Since 2000, the number of acute-care hospitals has held steady at around 5,700. However, the push to limit utilization at these high-cost facilities continues while low-volume hospitals across the country are struggling to survive.
Hospitals are facing a strategic inflection point
Last week’s article discussed the “strategic inflections point” as that defining moment in any industry when the rules of the game begin to change. In the era of health care reform, hospitals across this country are now experiencing a time of transition.
The reduction in their volume, revenue and margin threatens their independence and even their existence. Over the past decade, 16 percent of hospitals have consolidated by joining a health system. That trend is accelerating in the context of the Affordable Care Act, also known as Obamacare.
And there's more of this article at this link:
Therefore, what's going to happen to closed hospitals?
They'll become relics like empty textile mill buildings, inner city schools and underutilized churches. Self care will trump hospital admissions. Moreover, insurance companies will gain from profits once absorbed by acute care hospitals because they'll reap an incentive for keeping people well, thereby saving the cost of paying for expensive sickness care.
All of the above information, of course, can be turned upside down as people live longer and require more chronic care.
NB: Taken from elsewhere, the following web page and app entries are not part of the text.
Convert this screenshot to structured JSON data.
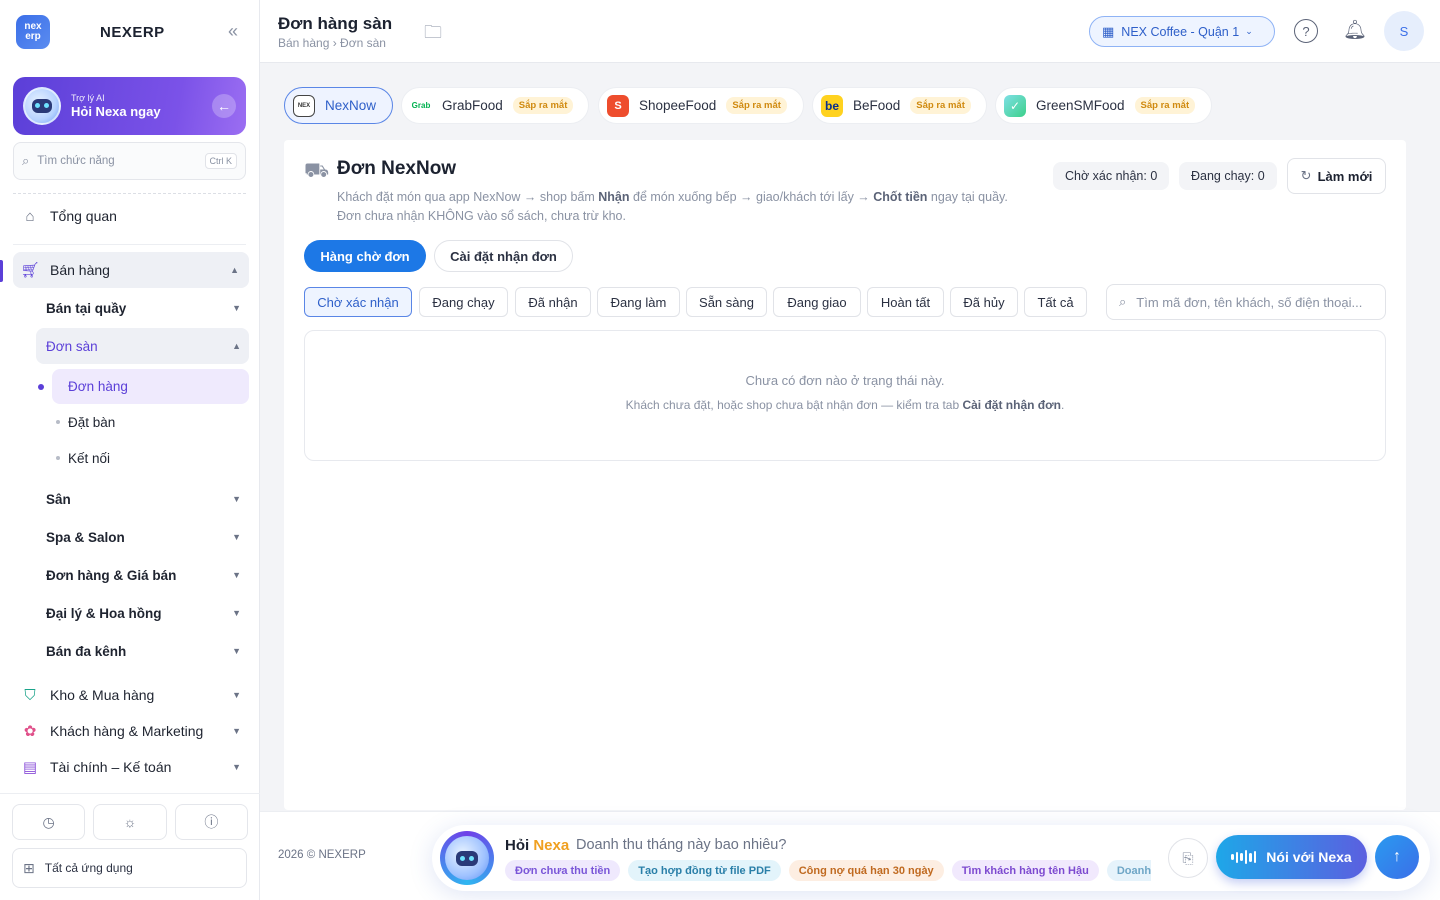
{
  "brand": {
    "logo_top": "nex",
    "logo_bottom": "erp",
    "name": "NEXERP",
    "collapse_icon": "«"
  },
  "ai_card": {
    "small": "Trợ lý AI",
    "big": "Hỏi Nexa ngay",
    "arrow": "←"
  },
  "side_search": {
    "placeholder": "Tìm chức năng",
    "shortcut": "Ctrl K",
    "icon": "⌕"
  },
  "nav": {
    "overview": "Tổng quan",
    "sales": "Bán hàng",
    "sales_counter": "Bán tại quầy",
    "platform_orders": "Đơn sàn",
    "orders": "Đơn hàng",
    "reservations": "Đặt bàn",
    "connections": "Kết nối",
    "yard": "Sân",
    "spa": "Spa & Salon",
    "orders_pricing": "Đơn hàng & Giá bán",
    "agents": "Đại lý & Hoa hồng",
    "omnichannel": "Bán đa kênh",
    "inventory": "Kho & Mua hàng",
    "customers": "Khách hàng & Marketing",
    "finance": "Tài chính – Kế toán",
    "chevron_down": "▼",
    "chevron_up": "▲"
  },
  "all_apps": "Tất cả ứng dụng",
  "header": {
    "title": "Đơn hàng sàn",
    "breadcrumb": "Bán hàng › Đơn sàn",
    "store": "NEX Coffee - Quận 1",
    "user_initial": "S",
    "help": "?"
  },
  "platforms": [
    {
      "name": "NexNow",
      "soon": "",
      "logo": "NEX",
      "color": "#ffffff"
    },
    {
      "name": "GrabFood",
      "soon": "Sắp ra mắt",
      "logo": "Grab",
      "color": "#ffffff"
    },
    {
      "name": "ShopeeFood",
      "soon": "Sắp ra mắt",
      "logo": "S",
      "color": "#ee4d2d"
    },
    {
      "name": "BeFood",
      "soon": "Sắp ra mắt",
      "logo": "be",
      "color": "#ffd21f"
    },
    {
      "name": "GreenSMFood",
      "soon": "Sắp ra mắt",
      "logo": "✓",
      "color": "#3cd0d6"
    }
  ],
  "card": {
    "title": "Đơn NexNow",
    "desc_1a": "Khách đặt món qua app NexNow → shop bấm ",
    "desc_1b": "Nhận",
    "desc_1c": " để món xuống bếp → giao/khách tới lấy → ",
    "desc_1d": "Chốt tiền",
    "desc_1e": " ngay tại quầy.",
    "desc_2": "Đơn chưa nhận KHÔNG vào sổ sách, chưa trừ kho.",
    "stat_pending": "Chờ xác nhận: 0",
    "stat_running": "Đang chạy: 0",
    "refresh": "Làm mới",
    "seg_queue": "Hàng chờ đơn",
    "seg_settings": "Cài đặt nhận đơn",
    "filters": [
      "Chờ xác nhận",
      "Đang chạy",
      "Đã nhận",
      "Đang làm",
      "Sẵn sàng",
      "Đang giao",
      "Hoàn tất",
      "Đã hủy",
      "Tất cả"
    ],
    "search_placeholder": "Tìm mã đơn, tên khách, số điện thoại...",
    "empty_1": "Chưa có đơn nào ở trạng thái này.",
    "empty_2a": "Khách chưa đặt, hoặc shop chưa bật nhận đơn — kiểm tra tab ",
    "empty_2b": "Cài đặt nhận đơn",
    "empty_2c": "."
  },
  "footer": {
    "copyright": "2026 © NEXERP",
    "ask_prefix": "Hỏi ",
    "ask_brand": "Nexa",
    "ask_text": "Doanh thu tháng này bao nhiêu?",
    "suggestions": [
      {
        "text": "Đơn chưa thu tiền",
        "bg": "#efe9fd",
        "fg": "#7a56d8"
      },
      {
        "text": "Tạo hợp đồng từ file PDF",
        "bg": "#e3f4fb",
        "fg": "#2a7fa8"
      },
      {
        "text": "Công nợ quá hạn 30 ngày",
        "bg": "#fdeee2",
        "fg": "#c06a20"
      },
      {
        "text": "Tìm khách hàng tên Hậu",
        "bg": "#f1e9fd",
        "fg": "#7d4ad0"
      },
      {
        "text": "Doanh th",
        "bg": "#e6f3fb",
        "fg": "#6ea6c6"
      }
    ],
    "voice": "Nói với Nexa",
    "send": "↑"
  }
}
I haven't read Pearl's analysis of how to pay for the care of an aging population.
Labels: acute care, aging population, Dr. Robert Pearl, Forbes, health care reform, hospitals, Obamacre